And if you’ve been, you’ll know exactly how impossible it is to describe that part of the museum called the Warehouse. So I won’t even try... (Are there degrees of impossibility?)

If, on the other hand, you haven’t visited the museum yet, then do as I did and fill the gaping hole in your experience of the world and its wonders by dashing there post-haste. You won’t regret it.

On second thoughts, it could be a singularly appropriate venue for one of our Shunts, couldn’t it?

Post comments on this blog or email me: truckshunters@googlemail.com


Sid said...

Morning everyone,
On a previous posting Ian you asked if anyone knew the location of the brightly coloured houses used in the photograph.
I'm happy to tell you that it is place called Cinque Terre, Manarola, Italy.
Confirmation of this can be found at http://travel.webshots.com/photo/1306088986025992880xNIIEw

The above photograph isn't taken from the same angle as yours, but the outstanding features of the houses can easily be matched.

Sid said...

Part of the web address is missing..here goes again.

Sid said...

I'll e-mail you the link Ian.

Inga said...

Just wanted to say Hello while the power is on, and unbelievably, the internet is on as well. It comes and goes where I am but it's mostly gone for most people still. Predictions for people in the country to get power and services are as much as 3 months! So I mustn't grumbe as you guys say.
Haven't caught up with all of your comments yet. Life is a little crazy right now.
A friend of mine in Paris wondered why there hadn't been anything in the news in France about this like there was here about their storm in the South. My answer: no fatalities to report. Well, I know of one, a policeman while on duty, clearing tree limbs off a road. But I guess that does not make it [world] news worthy.
Better stop, I promised not to grumble.

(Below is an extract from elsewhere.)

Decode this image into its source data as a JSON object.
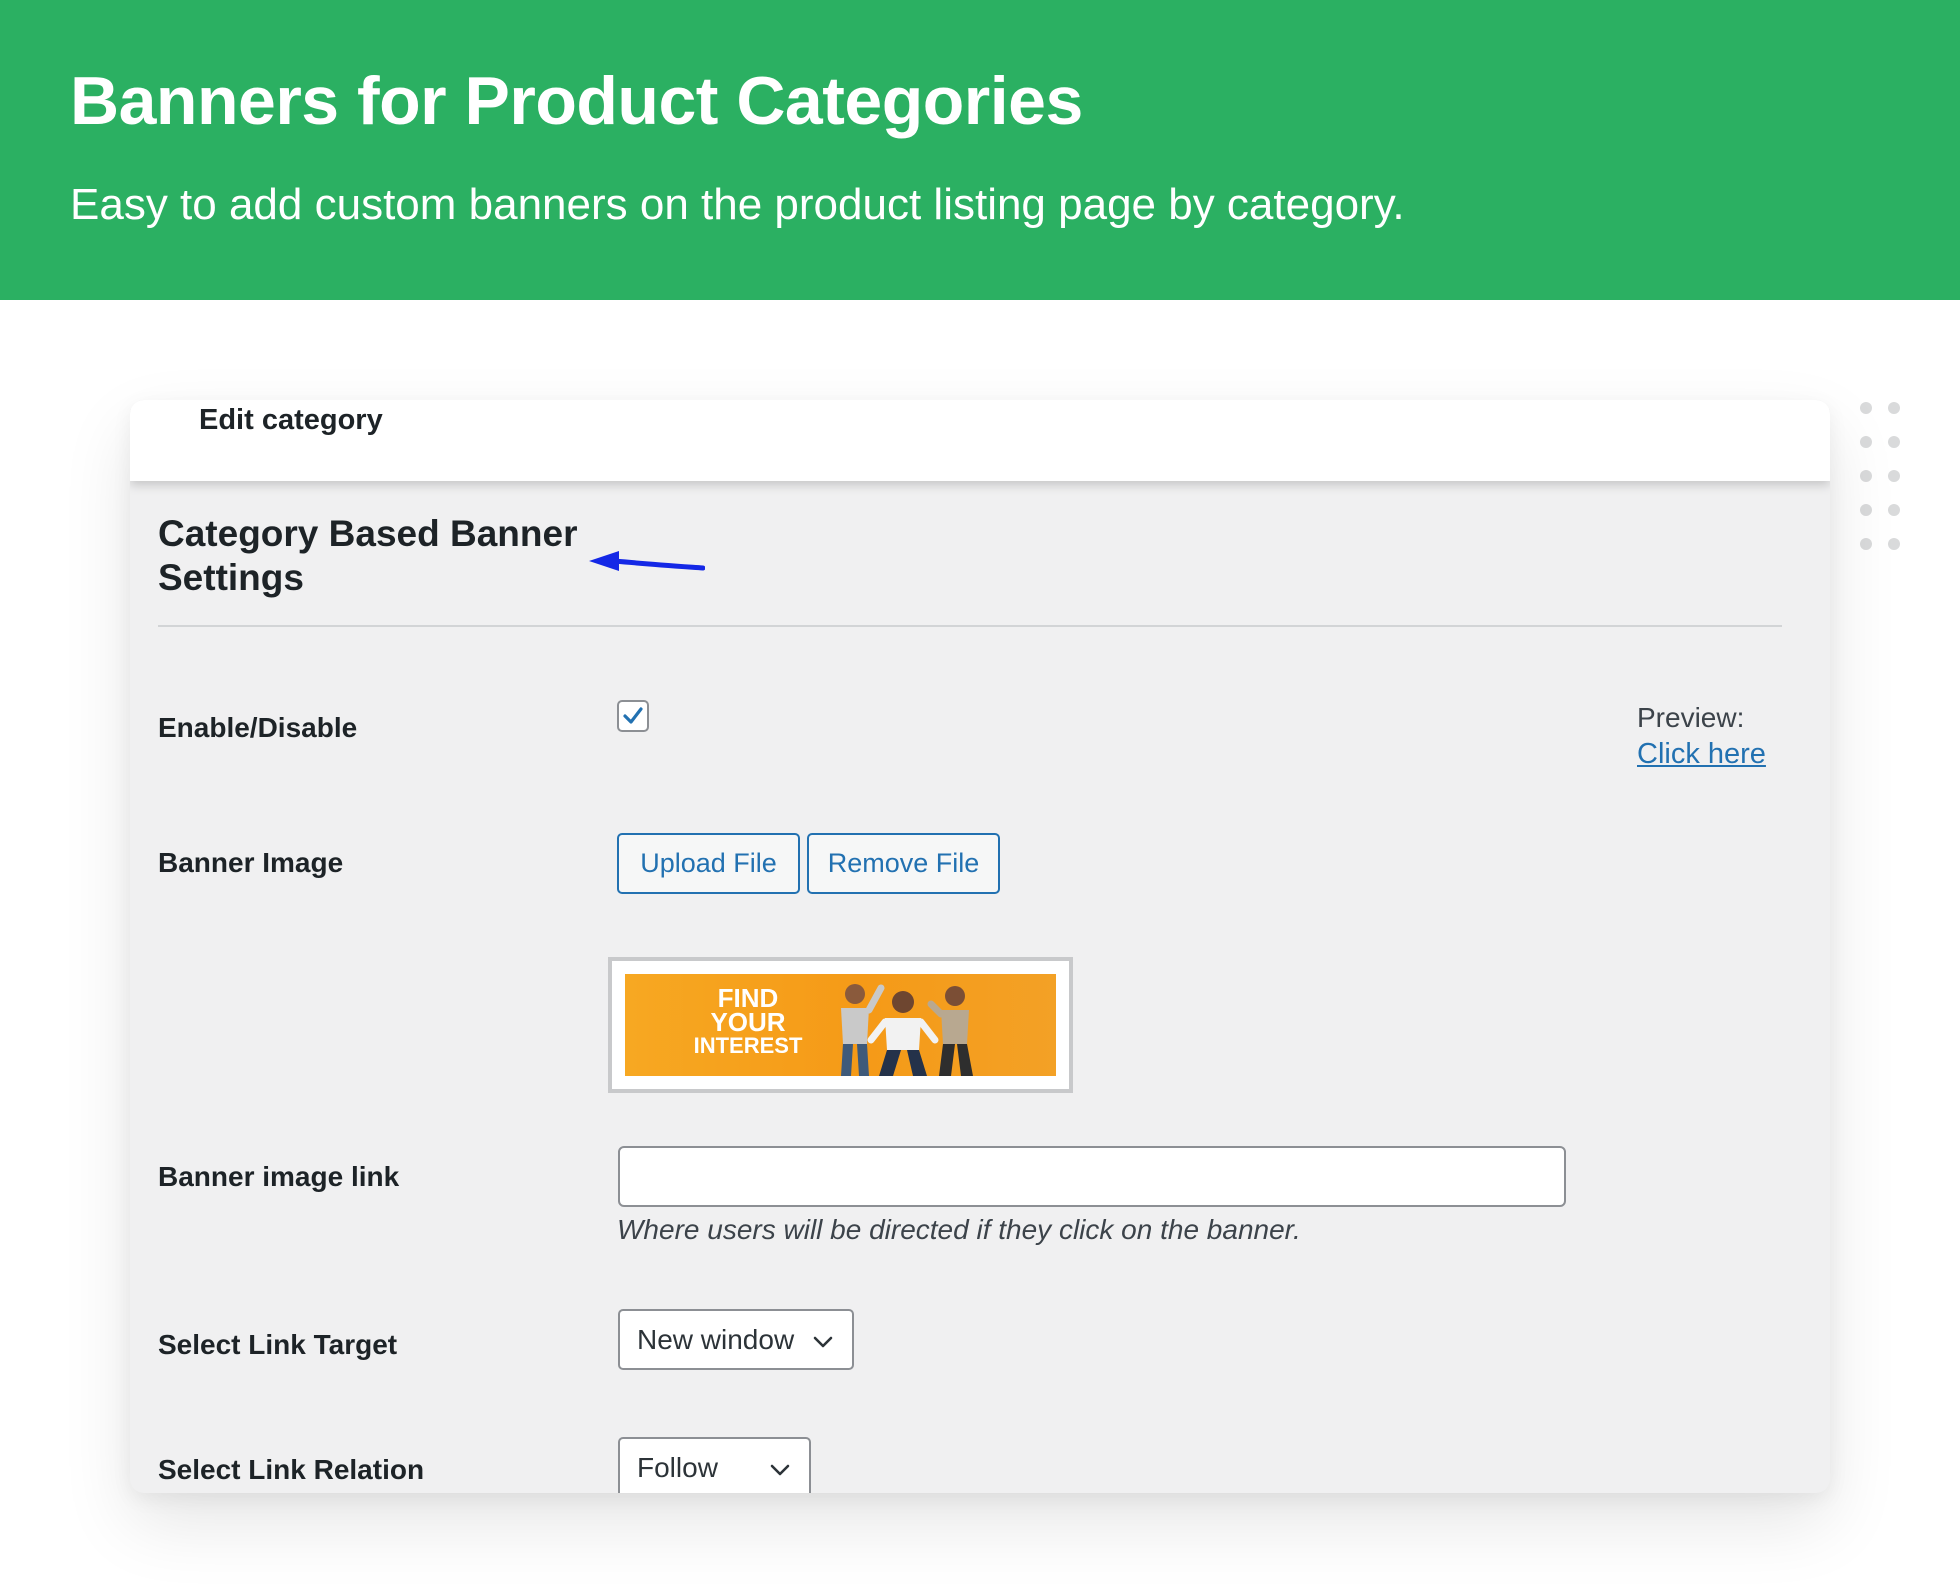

Maureen said...

Lovely to hear that Inga is ok. Sorry I have to be brief as pc is iffy and I'm not sure if this will post.
Thought you might like to know that Elbow's concert is being shown on Radio 2 website bbc.co.uk/radio2 and on telly, just press red button when watching bbc and you will see menu to follow. Hope this works!

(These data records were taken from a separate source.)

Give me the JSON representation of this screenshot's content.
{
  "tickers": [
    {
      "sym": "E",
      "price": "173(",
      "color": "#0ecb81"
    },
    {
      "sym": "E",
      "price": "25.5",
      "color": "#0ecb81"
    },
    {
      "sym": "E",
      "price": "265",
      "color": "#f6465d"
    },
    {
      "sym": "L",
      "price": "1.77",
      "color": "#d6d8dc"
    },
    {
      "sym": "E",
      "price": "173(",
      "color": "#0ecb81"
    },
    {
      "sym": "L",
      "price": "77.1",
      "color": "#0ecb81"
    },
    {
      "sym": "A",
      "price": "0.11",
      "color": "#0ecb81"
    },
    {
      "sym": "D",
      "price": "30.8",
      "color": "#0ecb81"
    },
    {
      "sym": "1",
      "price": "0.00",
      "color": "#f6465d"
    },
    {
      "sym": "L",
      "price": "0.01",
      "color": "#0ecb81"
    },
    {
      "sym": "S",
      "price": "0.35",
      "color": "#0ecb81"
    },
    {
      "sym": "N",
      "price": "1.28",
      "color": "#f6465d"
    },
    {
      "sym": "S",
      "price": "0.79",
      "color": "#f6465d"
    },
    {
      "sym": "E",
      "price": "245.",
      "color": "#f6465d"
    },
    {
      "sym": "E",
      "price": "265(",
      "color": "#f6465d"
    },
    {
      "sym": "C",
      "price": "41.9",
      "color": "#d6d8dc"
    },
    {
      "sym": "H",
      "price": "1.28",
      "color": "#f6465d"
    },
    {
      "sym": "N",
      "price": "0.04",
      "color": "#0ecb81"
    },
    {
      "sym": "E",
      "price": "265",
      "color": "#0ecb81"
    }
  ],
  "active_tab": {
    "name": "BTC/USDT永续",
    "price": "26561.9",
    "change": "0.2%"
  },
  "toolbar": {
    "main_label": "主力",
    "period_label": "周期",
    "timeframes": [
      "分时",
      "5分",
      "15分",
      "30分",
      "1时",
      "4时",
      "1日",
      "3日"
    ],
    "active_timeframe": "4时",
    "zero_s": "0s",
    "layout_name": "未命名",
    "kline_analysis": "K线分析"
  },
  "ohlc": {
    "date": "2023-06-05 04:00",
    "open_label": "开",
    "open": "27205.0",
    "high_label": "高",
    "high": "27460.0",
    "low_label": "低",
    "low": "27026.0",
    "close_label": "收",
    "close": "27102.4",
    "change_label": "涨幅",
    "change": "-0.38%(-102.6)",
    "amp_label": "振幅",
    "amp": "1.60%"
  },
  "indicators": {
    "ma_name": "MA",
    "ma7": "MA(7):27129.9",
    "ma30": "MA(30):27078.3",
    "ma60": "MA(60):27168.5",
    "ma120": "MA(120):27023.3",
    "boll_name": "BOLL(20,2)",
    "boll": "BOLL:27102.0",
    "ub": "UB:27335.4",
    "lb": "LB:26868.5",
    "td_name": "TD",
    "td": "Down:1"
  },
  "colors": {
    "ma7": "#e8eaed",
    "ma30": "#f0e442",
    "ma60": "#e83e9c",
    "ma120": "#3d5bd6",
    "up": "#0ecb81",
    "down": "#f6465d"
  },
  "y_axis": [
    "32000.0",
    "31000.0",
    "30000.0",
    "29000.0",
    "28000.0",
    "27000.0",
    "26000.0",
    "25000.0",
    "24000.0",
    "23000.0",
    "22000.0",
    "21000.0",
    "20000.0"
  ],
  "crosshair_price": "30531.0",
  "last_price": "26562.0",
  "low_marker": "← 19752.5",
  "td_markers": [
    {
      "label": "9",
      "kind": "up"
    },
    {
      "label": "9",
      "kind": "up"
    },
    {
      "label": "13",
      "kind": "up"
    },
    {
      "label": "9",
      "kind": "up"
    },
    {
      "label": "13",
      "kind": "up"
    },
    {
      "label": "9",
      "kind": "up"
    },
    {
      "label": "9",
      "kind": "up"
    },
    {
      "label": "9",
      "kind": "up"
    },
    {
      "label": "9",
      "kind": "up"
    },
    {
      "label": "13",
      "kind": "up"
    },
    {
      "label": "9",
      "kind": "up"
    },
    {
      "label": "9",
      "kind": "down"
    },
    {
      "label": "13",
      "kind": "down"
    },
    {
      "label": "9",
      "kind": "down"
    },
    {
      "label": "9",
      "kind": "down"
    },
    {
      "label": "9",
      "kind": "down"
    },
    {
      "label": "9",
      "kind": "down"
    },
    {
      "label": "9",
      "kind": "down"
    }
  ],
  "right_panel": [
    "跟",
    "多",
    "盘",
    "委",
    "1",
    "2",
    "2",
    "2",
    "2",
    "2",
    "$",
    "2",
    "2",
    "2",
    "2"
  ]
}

Vivienne said...

Hi Ian,

I can make it to the Tyneside Cinema cafe on all the dates you've mentioned. How about everyone else?

I hope you enjoy your trip to London.

Love, Vivienne xxx

Ian Robinson said...

Welcome back Inga; keep us closely informed of progress over there. Remember your worldwide truckshunter 'family' is thinking of you...
Thanks Vivienne - any other responses about the next Meeting...
Thanks to everyone who's asked me to re-post Blog 120 - my thoughts and feelings about my last programme at BBC Radio Newcastle on 28 January. I will be re-posting it, unaltered, on this upcoming Friday 6 February.

Hildie said...

Love the signs you photographed at the Railway Museum, Ian! They're super! I just felt like sending them in to The Nightshift! I like the photo Paul took on his super-duper phone too, now wasn't it nice of him? It was great for the likes of us to see him, in such top form too. I can recommend to all you lovely new members of our Truckshunter family that you should give our next meeting a go. Our first meeting was the funniest (in every sense of the word) night of my life so far! Come and join us. Hope some more of our original Truckshunters are able to make it next time too. Ian, have you any way of contacting people like the Rev. Eddie, or Tony in Fenham, or Margaret in Newbiggin or any of the other people who were regular contributors to your programme? By the way, either 25th Feb or 2nd March would be fine for me.
Ian, are you still going to bed early?!! Has your body clock not adjusted yet? Just 'cos you're wanting to go out at 6p.m - makes me think you'll be in bed by ten.